TASK DIRECTIONS
Go through the listing that follows and write it out exactly. Drop the pictures.

PROVIDED RECORDS
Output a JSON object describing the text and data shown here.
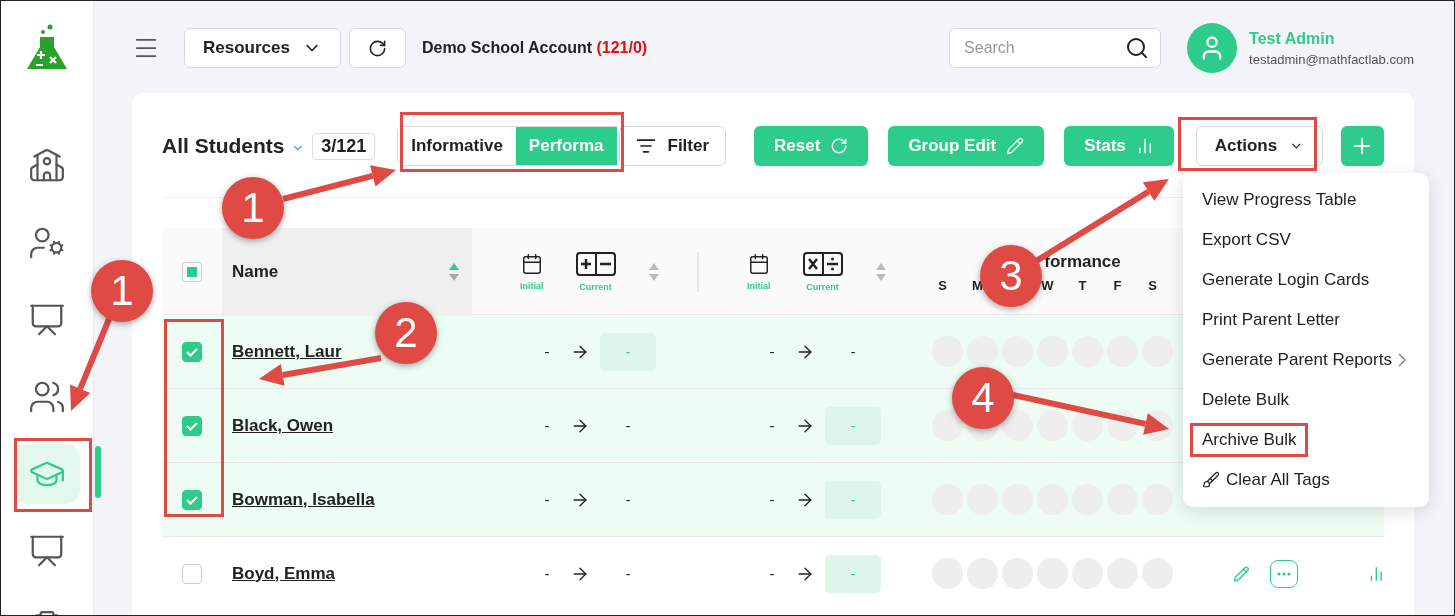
{
  "sidebar": {
    "items": [
      {
        "kind": "school",
        "selected": false
      },
      {
        "kind": "admin",
        "selected": false
      },
      {
        "kind": "classroom",
        "selected": false
      },
      {
        "kind": "group",
        "selected": false
      },
      {
        "kind": "student",
        "selected": true
      },
      {
        "kind": "teacher",
        "selected": false
      },
      {
        "kind": "board",
        "selected": false
      }
    ]
  },
  "header": {
    "resources": "Resources",
    "account_name": "Demo School Account",
    "account_count": "(121/0)",
    "search_placeholder": "Search",
    "user_name": "Test Admin",
    "user_email": "testadmin@mathfactlab.com"
  },
  "toolbar": {
    "title": "All Students",
    "count": "3/121",
    "views": [
      {
        "label": "Informative",
        "selected": false
      },
      {
        "label": "Performa",
        "selected": true
      }
    ],
    "filter": "Filter",
    "buttons": [
      {
        "label": "Reset",
        "kind": "reset"
      },
      {
        "label": "Group Edit",
        "kind": "edit"
      },
      {
        "label": "Stats",
        "kind": "stats"
      }
    ],
    "actions": "Actions"
  },
  "menu": {
    "items": [
      {
        "label": "View Progress Table",
        "kind": "plain"
      },
      {
        "label": "Export CSV",
        "kind": "plain"
      },
      {
        "label": "Generate Login Cards",
        "kind": "plain"
      },
      {
        "label": "Print Parent Letter",
        "kind": "plain"
      },
      {
        "label": "Generate Parent Reports",
        "kind": "submenu"
      },
      {
        "label": "Delete Bulk",
        "kind": "plain"
      },
      {
        "label": "Archive Bulk",
        "kind": "plain",
        "framed": true
      },
      {
        "label": "Clear All Tags",
        "kind": "tags"
      }
    ]
  },
  "table": {
    "select_all_partial": true,
    "name_header": "Name",
    "groups": [
      {
        "kind": "addsub",
        "initial": "Initial",
        "current": "Current"
      },
      {
        "kind": "muldiv",
        "initial": "Initial",
        "current": "Current"
      }
    ],
    "performance": "formance",
    "days": [
      "S",
      "M",
      "W",
      "T",
      "F",
      "S"
    ],
    "rows": [
      {
        "name": "Bennett, Laur",
        "checked": true,
        "tools": false,
        "cells": [
          {
            "initial": "-",
            "current": "-",
            "highlight": true
          },
          {
            "initial": "-",
            "current": "-",
            "highlight": false
          }
        ]
      },
      {
        "name": "Black, Owen",
        "checked": true,
        "tools": false,
        "cells": [
          {
            "initial": "-",
            "current": "-",
            "highlight": false
          },
          {
            "initial": "-",
            "current": "-",
            "highlight": true
          }
        ]
      },
      {
        "name": "Bowman, Isabella",
        "checked": true,
        "tools": false,
        "cells": [
          {
            "initial": "-",
            "current": "-",
            "highlight": false
          },
          {
            "initial": "-",
            "current": "-",
            "highlight": true
          }
        ]
      },
      {
        "name": "Boyd, Emma",
        "checked": false,
        "tools": true,
        "cells": [
          {
            "initial": "-",
            "current": "-",
            "highlight": false
          },
          {
            "initial": "-",
            "current": "-",
            "highlight": true
          }
        ]
      }
    ]
  },
  "annotations": {
    "badges": [
      "1",
      "1",
      "2",
      "3",
      "4"
    ]
  }
}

ANSWER TO THIS PROBLEM
Output a JSON object describing the text and data shown here.
{
  "sidebar": {
    "items": [
      {
        "kind": "school",
        "selected": false
      },
      {
        "kind": "admin",
        "selected": false
      },
      {
        "kind": "classroom",
        "selected": false
      },
      {
        "kind": "group",
        "selected": false
      },
      {
        "kind": "student",
        "selected": true
      },
      {
        "kind": "teacher",
        "selected": false
      },
      {
        "kind": "board",
        "selected": false
      }
    ]
  },
  "header": {
    "resources": "Resources",
    "account_name": "Demo School Account",
    "account_count": "(121/0)",
    "search_placeholder": "Search",
    "user_name": "Test Admin",
    "user_email": "testadmin@mathfactlab.com"
  },
  "toolbar": {
    "title": "All Students",
    "count": "3/121",
    "views": [
      {
        "label": "Informative",
        "selected": false
      },
      {
        "label": "Performa",
        "selected": true
      }
    ],
    "filter": "Filter",
    "buttons": [
      {
        "label": "Reset",
        "kind": "reset"
      },
      {
        "label": "Group Edit",
        "kind": "edit"
      },
      {
        "label": "Stats",
        "kind": "stats"
      }
    ],
    "actions": "Actions"
  },
  "menu": {
    "items": [
      {
        "label": "View Progress Table",
        "kind": "plain"
      },
      {
        "label": "Export CSV",
        "kind": "plain"
      },
      {
        "label": "Generate Login Cards",
        "kind": "plain"
      },
      {
        "label": "Print Parent Letter",
        "kind": "plain"
      },
      {
        "label": "Generate Parent Reports",
        "kind": "submenu"
      },
      {
        "label": "Delete Bulk",
        "kind": "plain"
      },
      {
        "label": "Archive Bulk",
        "kind": "plain",
        "framed": true
      },
      {
        "label": "Clear All Tags",
        "kind": "tags"
      }
    ]
  },
  "table": {
    "select_all_partial": true,
    "name_header": "Name",
    "groups": [
      {
        "kind": "addsub",
        "initial": "Initial",
        "current": "Current"
      },
      {
        "kind": "muldiv",
        "initial": "Initial",
        "current": "Current"
      }
    ],
    "performance": "formance",
    "days": [
      "S",
      "M",
      "W",
      "T",
      "F",
      "S"
    ],
    "rows": [
      {
        "name": "Bennett, Laur",
        "checked": true,
        "tools": false,
        "cells": [
          {
            "initial": "-",
            "current": "-",
            "highlight": true
          },
          {
            "initial": "-",
            "current": "-",
            "highlight": false
          }
        ]
      },
      {
        "name": "Black, Owen",
        "checked": true,
        "tools": false,
        "cells": [
          {
            "initial": "-",
            "current": "-",
            "highlight": false
          },
          {
            "initial": "-",
            "current": "-",
            "highlight": true
          }
        ]
      },
      {
        "name": "Bowman, Isabella",
        "checked": true,
        "tools": false,
        "cells": [
          {
            "initial": "-",
            "current": "-",
            "highlight": false
          },
          {
            "initial": "-",
            "current": "-",
            "highlight": true
          }
        ]
      },
      {
        "name": "Boyd, Emma",
        "checked": false,
        "tools": true,
        "cells": [
          {
            "initial": "-",
            "current": "-",
            "highlight": false
          },
          {
            "initial": "-",
            "current": "-",
            "highlight": true
          }
        ]
      }
    ]
  },
  "annotations": {
    "badges": [
      "1",
      "1",
      "2",
      "3",
      "4"
    ]
  }
}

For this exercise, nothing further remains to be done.